Advice for Families of Addicts: Life After Rehab
Families of addicts suffer a great deal, and their challenges can be not only overwhelmingly stressful but also unrelenting for long periods of time. Some families live for years with the pain and chaos of a loved one’s addiction. Of course, everyone’s hope is that the addict gets to treatment and it will finally all be over. However, the reality of addiction is that even the best addiction treatment centers can’t help someone who doesnt want to help themselves. Life after rehab for the newly sober and his or her loved ones can be very challenging.
Tragically, many families have gone through an emotional revolving door–a vicious cycle of active addiction, chaos, pain, periods of abstinence and eventual relapse. It is the reality of addiction for far too many, and one can become resentful, angry and hopeless after relapses occur. It can be hard as a family member to muster up hope that a rehab stay will help. The families of addicts can eventually need as much help and support to heal as the addicted person does. And, getting that help is one of the best ways family members can support a loved one who is newly sober.
Burnout and Compassion Fatigue in a Family with Addiction
The stress overload for families of addicts is chronic and often chronically severe. And, since addiction is a progressively worsening illness, the chronic stress load for loved ones will worsen over time, too. Consequently, the entire family’s suffering compromises the physical and mental health of all members in a compounding and escalating way as the addiction continues. By the time the addicted family member gets to treatment, family members are often exhausted physically and emotionally, and near collapse in a stress-induced burnout. To further complicate a family member’s burden, compassion fatigue is common as well. Long-term accommodation, coping and caregiving take its toll, depleting empathy and the drive to help an addicted loved one.

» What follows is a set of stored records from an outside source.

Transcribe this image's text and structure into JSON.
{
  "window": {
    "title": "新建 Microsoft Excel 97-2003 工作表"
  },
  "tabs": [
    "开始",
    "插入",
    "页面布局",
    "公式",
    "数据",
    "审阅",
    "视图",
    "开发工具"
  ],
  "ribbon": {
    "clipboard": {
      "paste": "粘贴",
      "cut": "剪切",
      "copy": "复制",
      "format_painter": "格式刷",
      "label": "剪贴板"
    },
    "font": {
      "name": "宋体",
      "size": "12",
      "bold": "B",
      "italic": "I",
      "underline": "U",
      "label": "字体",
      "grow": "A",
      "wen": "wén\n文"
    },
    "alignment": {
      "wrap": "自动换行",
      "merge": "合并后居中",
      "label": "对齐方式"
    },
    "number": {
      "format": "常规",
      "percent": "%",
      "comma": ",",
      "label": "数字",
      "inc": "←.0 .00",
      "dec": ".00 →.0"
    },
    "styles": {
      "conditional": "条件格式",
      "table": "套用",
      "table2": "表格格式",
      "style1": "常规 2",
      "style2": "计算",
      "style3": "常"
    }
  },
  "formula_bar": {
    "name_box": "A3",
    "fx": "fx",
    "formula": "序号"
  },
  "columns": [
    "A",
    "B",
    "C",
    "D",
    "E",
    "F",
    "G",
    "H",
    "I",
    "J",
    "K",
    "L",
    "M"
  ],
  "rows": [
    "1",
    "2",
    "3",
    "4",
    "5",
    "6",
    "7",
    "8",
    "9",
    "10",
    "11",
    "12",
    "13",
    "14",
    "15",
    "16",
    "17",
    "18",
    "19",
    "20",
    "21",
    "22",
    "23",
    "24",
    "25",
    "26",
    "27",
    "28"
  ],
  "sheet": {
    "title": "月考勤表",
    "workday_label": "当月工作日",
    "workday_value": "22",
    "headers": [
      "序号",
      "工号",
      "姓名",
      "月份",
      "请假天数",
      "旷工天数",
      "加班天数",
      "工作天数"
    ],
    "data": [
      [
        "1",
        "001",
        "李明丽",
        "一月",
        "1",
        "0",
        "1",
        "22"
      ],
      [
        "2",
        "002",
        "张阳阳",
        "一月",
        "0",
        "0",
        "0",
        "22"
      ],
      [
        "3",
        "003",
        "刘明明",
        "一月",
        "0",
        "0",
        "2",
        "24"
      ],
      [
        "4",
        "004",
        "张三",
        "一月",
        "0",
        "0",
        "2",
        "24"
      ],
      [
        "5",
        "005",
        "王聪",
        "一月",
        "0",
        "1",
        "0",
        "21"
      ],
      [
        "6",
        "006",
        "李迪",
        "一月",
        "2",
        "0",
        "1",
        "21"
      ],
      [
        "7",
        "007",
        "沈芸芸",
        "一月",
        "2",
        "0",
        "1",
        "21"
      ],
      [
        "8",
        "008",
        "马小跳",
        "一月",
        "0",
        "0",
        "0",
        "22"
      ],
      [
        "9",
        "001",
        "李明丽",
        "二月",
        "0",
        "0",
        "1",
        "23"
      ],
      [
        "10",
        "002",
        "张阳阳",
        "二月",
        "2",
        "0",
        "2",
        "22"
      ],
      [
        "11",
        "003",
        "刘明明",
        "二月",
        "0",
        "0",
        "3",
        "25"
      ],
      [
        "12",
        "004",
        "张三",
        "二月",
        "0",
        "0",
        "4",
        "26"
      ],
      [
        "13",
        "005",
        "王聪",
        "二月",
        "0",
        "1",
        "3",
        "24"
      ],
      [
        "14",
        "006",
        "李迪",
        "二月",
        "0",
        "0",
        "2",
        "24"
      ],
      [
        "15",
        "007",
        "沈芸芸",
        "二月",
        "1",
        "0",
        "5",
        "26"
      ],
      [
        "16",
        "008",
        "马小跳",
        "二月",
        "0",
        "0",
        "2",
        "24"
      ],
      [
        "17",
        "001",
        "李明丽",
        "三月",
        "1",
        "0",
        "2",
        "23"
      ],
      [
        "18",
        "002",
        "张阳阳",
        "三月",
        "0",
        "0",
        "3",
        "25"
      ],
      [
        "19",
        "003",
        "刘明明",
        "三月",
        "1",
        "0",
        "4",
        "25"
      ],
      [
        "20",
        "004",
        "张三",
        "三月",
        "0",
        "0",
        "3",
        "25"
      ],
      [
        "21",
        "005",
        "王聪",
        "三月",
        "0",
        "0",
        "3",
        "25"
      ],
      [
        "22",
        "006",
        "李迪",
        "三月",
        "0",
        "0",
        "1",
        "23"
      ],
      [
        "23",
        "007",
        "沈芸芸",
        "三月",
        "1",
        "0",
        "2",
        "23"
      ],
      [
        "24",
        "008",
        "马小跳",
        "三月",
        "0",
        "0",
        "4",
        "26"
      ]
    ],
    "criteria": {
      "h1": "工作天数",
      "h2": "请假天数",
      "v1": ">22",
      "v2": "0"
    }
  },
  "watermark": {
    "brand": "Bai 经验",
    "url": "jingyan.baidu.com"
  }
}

This is, unfortunately, all ‘normal’ in an abnormal situation such as living with an addicted loved one. Coping with a chronic illness of a loved one can be devastating, and even on a good day, never easy. It is important for families to understand the realities of addiction and to take steps to ensure their own individual needs are met. To that end, there are many resources for family members that can help, such as educational materials, self-help groups and their own counseling.
When an Addicted Family Member Comes Home from Rehab
Transitioning back home after rehab can be difficult. Maintaining abstinence at home is different than doing so within the supportive and therapeutic environment of rehab. Back at home, one must deal with many triggers—reminders of substance use, using associates, and the stressors that were dealt with by using. Additionally, fresh out of rehab, one can still be vulnerable and raw, with new insights, awareness of losses, and often, a great deal of embarrassment, anxiety, fear, guilt, and shame.
Families of addicts will find themselves in various dilemmas themselves. They may feel they are ‘walking on eggshells’—not wanting to upset what seems to be a delicate new balance. They may also still feel depleted from the turmoil that occurred prior to this new phase, and frankly, be ‘done’ with it all. And, they may have an overwhelming mix of emotions that haven’t been sorted out yet, such as resentment and anger that their own lives were put on hold by the addicted loved one’s needs. Along with all this, there is the challenge of adjusting to the loved one’s new recovery efforts, and seemingly new ‘personality’ and new role in family life.
What Can Families of Addicts Do?
There are many things a family member can do to heal, stay healthy and support a recovering loved one. Not all of these will be right for you in your situation. For example, some family members may choose not to participate in a loved one’s recovery efforts. However, some healthy things you can do after an addicted loved one’s rehab are:
Focus on your own needs and life goals in daily life. Decide to have a healthy life whether your loved one stays in recovery or not.
Leave the responsibility for your loved one’s recovery to him or her.
Keep communication open, honest, kind and assertive.
Find your personal limits and boundaries and maintain them.
Express love and concern as you feel them. Talk specifically about concerns in a calm way.
Learn the difference between enabling and support.
Make sure you are educated about the nature and dynamics of addiction and recovery in a family.
Establish your own healthy support system and tend to it regularly.
Attend self-help groups such as Al-Anon, Codependents Anonymous, or Adult Children of Alcoholics/Dysfunctional Families.
Seek individual or group counseling for your own healing.
Remember you cannot control other people or cure their substance problem.
Remember you are responsible for your own behavior, not that of another person.
Participate in recovery efforts with your loved one as you see fit—attend family sessions, for example.
Keep an open-door policy if your loved one needs recovery support.